By Alison May
It’s likely that you have already heard of NCSL’s Early Learning Fellows.
For those less familiar, the Early Learning Fellows program is offered annually, through an application and selection process, to legislators and legislative staff who are experienced or emerging leaders on early childhood and early learning policy.
Earlier this month the fifth cohort of Early Learning Fellows convened in Chicago for their second of two face-to-face meetings of the program.
Twenty-four legislators and five legislative staff representing 18 states and the District of Columbia shared a day and a half peer learning experience at the Chicago Convention Center hearing from experts and researchers in the field of early care and learning as well as potential policy options. The program provided ample opportunity for networking with one another and with NCSL staff.
Some session highlights include:
- Deb Leong, Tools of the Mind, as she presented about executive function and self-regulation and how these important skills can be learned successfully through make-believe play in high-quality early learning environments.
- Geoff Nagle, Erickson Institute, as he discussed the priorities and emerging topics in early childhood development such as transforming the early childhood workforce.
- Steve Tozer, University of Illinois, as he shared information about integrating early learning when developing school leadership and the recent research showing impacts in Illinois.

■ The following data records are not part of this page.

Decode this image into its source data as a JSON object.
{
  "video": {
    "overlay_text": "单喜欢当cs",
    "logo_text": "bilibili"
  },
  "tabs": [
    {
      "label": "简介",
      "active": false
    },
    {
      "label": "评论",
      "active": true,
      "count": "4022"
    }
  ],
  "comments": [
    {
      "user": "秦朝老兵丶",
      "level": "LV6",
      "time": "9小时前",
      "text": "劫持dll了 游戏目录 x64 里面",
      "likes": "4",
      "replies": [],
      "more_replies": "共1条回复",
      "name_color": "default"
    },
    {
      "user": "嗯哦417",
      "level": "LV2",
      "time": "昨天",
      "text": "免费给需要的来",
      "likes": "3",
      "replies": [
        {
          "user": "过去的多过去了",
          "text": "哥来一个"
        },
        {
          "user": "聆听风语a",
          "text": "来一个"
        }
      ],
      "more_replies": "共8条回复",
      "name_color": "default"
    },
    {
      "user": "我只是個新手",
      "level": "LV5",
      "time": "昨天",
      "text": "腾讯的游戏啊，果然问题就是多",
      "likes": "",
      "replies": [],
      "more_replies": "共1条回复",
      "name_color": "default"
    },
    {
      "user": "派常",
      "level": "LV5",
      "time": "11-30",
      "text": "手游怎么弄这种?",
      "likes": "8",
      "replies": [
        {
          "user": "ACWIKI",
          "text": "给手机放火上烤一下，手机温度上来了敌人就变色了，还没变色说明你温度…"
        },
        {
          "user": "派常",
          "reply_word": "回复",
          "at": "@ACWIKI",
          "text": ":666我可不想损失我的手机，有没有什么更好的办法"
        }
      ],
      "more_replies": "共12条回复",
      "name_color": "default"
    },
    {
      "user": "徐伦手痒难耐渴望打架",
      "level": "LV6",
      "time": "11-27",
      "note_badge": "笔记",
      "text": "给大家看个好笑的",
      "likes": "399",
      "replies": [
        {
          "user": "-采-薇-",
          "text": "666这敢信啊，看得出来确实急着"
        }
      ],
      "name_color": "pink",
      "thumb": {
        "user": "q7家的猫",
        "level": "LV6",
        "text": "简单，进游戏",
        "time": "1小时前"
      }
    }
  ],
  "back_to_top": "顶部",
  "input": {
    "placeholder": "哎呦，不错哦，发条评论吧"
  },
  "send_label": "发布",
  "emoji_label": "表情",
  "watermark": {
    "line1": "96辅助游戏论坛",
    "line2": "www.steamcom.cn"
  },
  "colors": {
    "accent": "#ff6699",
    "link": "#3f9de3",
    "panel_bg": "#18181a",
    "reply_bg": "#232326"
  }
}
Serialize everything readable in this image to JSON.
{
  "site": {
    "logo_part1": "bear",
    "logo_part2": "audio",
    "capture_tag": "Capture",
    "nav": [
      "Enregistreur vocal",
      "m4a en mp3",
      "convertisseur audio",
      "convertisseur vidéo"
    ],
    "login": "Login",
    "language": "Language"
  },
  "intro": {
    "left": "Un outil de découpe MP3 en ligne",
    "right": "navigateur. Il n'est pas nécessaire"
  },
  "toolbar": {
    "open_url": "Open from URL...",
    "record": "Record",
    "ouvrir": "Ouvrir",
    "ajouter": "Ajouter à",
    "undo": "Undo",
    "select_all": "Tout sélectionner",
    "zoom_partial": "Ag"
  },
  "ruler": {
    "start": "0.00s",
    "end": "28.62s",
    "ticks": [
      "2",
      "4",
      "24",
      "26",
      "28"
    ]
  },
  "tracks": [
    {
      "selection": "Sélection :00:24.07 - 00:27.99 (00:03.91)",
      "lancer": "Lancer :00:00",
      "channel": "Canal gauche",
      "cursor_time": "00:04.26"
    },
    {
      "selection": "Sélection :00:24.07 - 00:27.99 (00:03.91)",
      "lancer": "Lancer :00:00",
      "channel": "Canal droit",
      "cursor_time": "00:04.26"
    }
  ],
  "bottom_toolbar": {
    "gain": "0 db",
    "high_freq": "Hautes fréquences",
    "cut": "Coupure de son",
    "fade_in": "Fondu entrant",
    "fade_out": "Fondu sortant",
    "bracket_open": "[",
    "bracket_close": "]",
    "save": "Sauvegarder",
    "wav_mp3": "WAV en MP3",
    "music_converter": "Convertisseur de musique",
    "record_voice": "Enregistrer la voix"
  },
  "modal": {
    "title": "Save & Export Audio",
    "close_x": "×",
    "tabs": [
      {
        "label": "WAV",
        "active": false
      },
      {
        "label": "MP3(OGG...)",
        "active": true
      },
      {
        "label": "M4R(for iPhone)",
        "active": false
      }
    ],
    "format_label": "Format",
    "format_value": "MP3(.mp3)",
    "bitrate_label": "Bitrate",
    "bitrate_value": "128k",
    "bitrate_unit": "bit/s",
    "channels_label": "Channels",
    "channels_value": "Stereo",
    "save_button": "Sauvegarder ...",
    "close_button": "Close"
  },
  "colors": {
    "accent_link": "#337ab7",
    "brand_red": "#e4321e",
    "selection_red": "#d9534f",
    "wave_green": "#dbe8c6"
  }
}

The program also offered sessions on financing, dual language learners, home visiting, data and provided participants the opportunity to continue working on their Early Learning Plan. Early Learning Plans are individualized roadmaps used to identify priorities and goals, and establish steps and timelines for achievement in each person’s state.
The Alliance for Early Success along with the Bill & Melinda Gates Foundation, the Heising-Simons Foundation and Mattel Inc. provided funding for a successful meeting. The Ounce of Prevention Fund provided key contributions and content knowledge to the meeting.
Interested in learning more about these and all the sessions offered at this Early Learning Fellows meeting? Please visit our website and view the full agenda and PowerPoint Presentations.
Prior to this cohort moving into the alumni category of the program they will have an opportunity to participate in a second of two webinars. "The Costly Consequences of Not Being Socially and Behaviorally Ready by Kindergarten" will take place Sept. 15 at 2 p.m. ET and will feature Deborah Gross and Aimee Bentencourt, both from Johns Hopkins University.
Finally, the Early Learning Fellows program will again be offered in 2017 so keep your eyes and ears alert to details on how to become a fellow.
Alison May is a staff coordinator in NCSL’s Children and Families program.